7. Hey Mate, Want Tourists? Don’t Look to the “Travel” Magazines

With Median Household Incomes of $135,000 and $152,000 respectively, and more than 85 percent of their readers making less than $250,000, Travel + Leisure and Condé Nast Traveler have personified the charge-your-credit card, Trading Up Mass Affluent vacationer.

Of course with the Mass Affluent now Trading Down (see Elite Traveler Insider January 29, 2008 – Unity Marketing Mass Affluent Luxury Spending Index at Record Low), new research by MMR, the holy grail for ranking readership of Mass Affluent titles shows that the “suite” spot for destinations is consumers with a Household Income of at least $250,000 and preferably much more!

According to MMR, “Travel becomes more frequent as income increases. The pattern is similar and even more dramatic for destinations that may require greater spending and great affluence” and, of course, travel time.

Below is an index which shows how much more likely a consumer with a HHI of $250,000+ is to visit a country than a Mass Affluent traveler whose HHI is between $100,000 and $250,000.

  • Israel, where consumers with a HHI of $250,000 were 433 percent more likely to have visited than the Mass Affluent traveler
  • United Kingdom, where the $250,000 + HHI sector as 369 percent more likely to visit
  • Greece/Turkey at 336 percent
  • Switzerland at 330 percent
  • Spain/Portugal at 326 percent
  • Japan at 319 percent
  • Australian at 311 percent
  • Europe at 295 percent
  • Asia and South Pacific at 294 percent
  • Hawaii at 199 percent
  • Caribbean at 175 percent
  • Mexico at 154 percent

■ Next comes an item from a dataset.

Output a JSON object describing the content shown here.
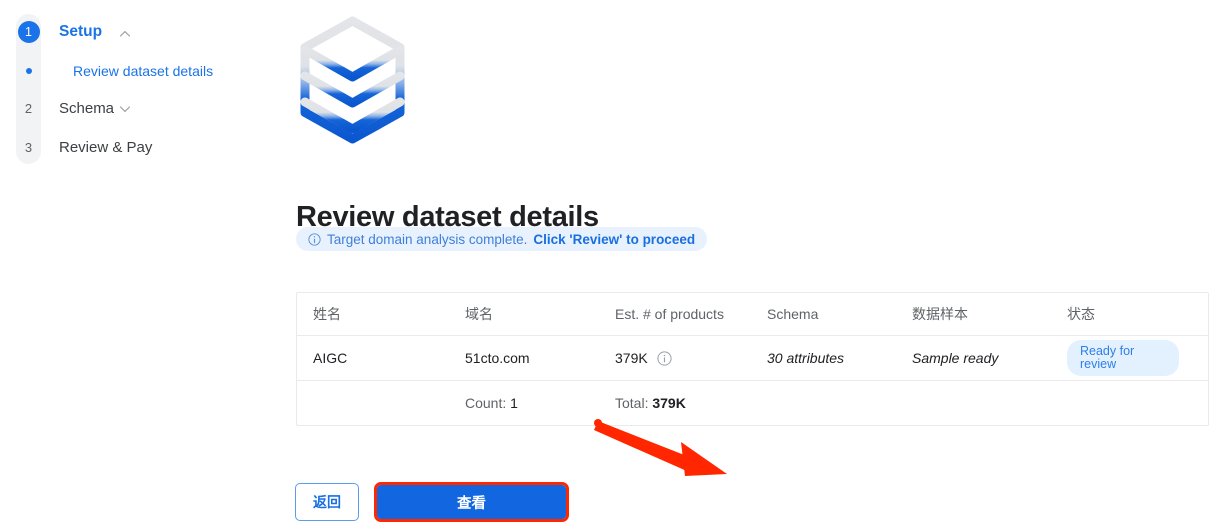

Meanwhile, new research by Prince & Associates shows in 2008 over 95% of the Super Rich with a Net Worth of $30 million + will spend as much or more this year on leisure/personal travel while 30% of the Mass Affluent are planning to spend less.

Elite Traveler delivers to advertisers more Super High Net Worth readers (318,000 readers every issue with a HHI of $1 million +) than Robb Report (30,000), Departures (34,000), W (30,000), Town & Country (47,000), GQ (15,000), Conde Nast Traveler (57,000) and Travel + Leisure (86,000) combined! Sources: Prince 2007/MMR 2007

Websites in our network
NEWSLETTER Sign up Tick the boxes of the newsletters you would like to receive. Be the first to know about the latest in luxury lifestyle news and travel.
I consent to New Statesman Media Group collecting my details provided via this form in accordance with the Privacy Policy
SUBSCRIBED
Thank you

Thank you for subscribing to Elite Traveler.